→ **WORKING DATA**
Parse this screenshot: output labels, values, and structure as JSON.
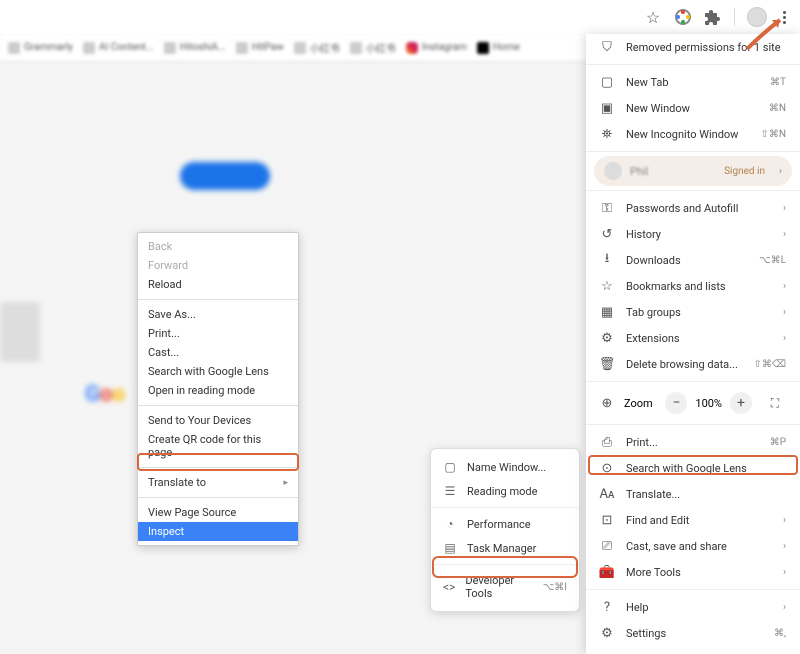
{
  "browser_top": {
    "icons": [
      "star",
      "colorwheel",
      "puzzle",
      "avatar",
      "menu"
    ]
  },
  "bookmarks": [
    {
      "label": "Grammarly"
    },
    {
      "label": "AI Content..."
    },
    {
      "label": "HitoshiA..."
    },
    {
      "label": "HitPaw"
    },
    {
      "label": "小红书"
    },
    {
      "label": "小红书"
    },
    {
      "label": "Instagram",
      "class": "ig"
    },
    {
      "label": "Home",
      "class": "x"
    }
  ],
  "context_menu": {
    "back": "Back",
    "forward": "Forward",
    "reload": "Reload",
    "save_as": "Save As...",
    "print": "Print...",
    "cast": "Cast...",
    "search_lens": "Search with Google Lens",
    "reading_mode": "Open in reading mode",
    "send_devices": "Send to Your Devices",
    "qr_code": "Create QR code for this page",
    "translate": "Translate to",
    "view_source": "View Page Source",
    "inspect": "Inspect"
  },
  "submenu": {
    "name_window": "Name Window...",
    "reading_mode": "Reading mode",
    "performance": "Performance",
    "task_manager": "Task Manager",
    "dev_tools": "Developer Tools",
    "dev_tools_shortcut": "⌥⌘I"
  },
  "main_menu": {
    "removed_perms": "Removed permissions for 1 site",
    "new_tab": "New Tab",
    "new_tab_sc": "⌘T",
    "new_window": "New Window",
    "new_window_sc": "⌘N",
    "incognito": "New Incognito Window",
    "incognito_sc": "⇧⌘N",
    "profile_name": "Phil",
    "signed_in": "Signed in",
    "passwords": "Passwords and Autofill",
    "history": "History",
    "downloads": "Downloads",
    "downloads_sc": "⌥⌘L",
    "bookmarks": "Bookmarks and lists",
    "tab_groups": "Tab groups",
    "extensions": "Extensions",
    "delete_data": "Delete browsing data...",
    "delete_data_sc": "⇧⌘⌫",
    "zoom_label": "Zoom",
    "zoom_val": "100%",
    "print": "Print...",
    "print_sc": "⌘P",
    "search_lens": "Search with Google Lens",
    "translate": "Translate...",
    "find_edit": "Find and Edit",
    "cast_save": "Cast, save and share",
    "more_tools": "More Tools",
    "help": "Help",
    "settings": "Settings",
    "settings_sc": "⌘,"
  }
}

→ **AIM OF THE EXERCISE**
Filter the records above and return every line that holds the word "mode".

→ **RESULT BELOW**
    "reading_mode": "Open in reading mode",
    "reading_mode": "Reading mode",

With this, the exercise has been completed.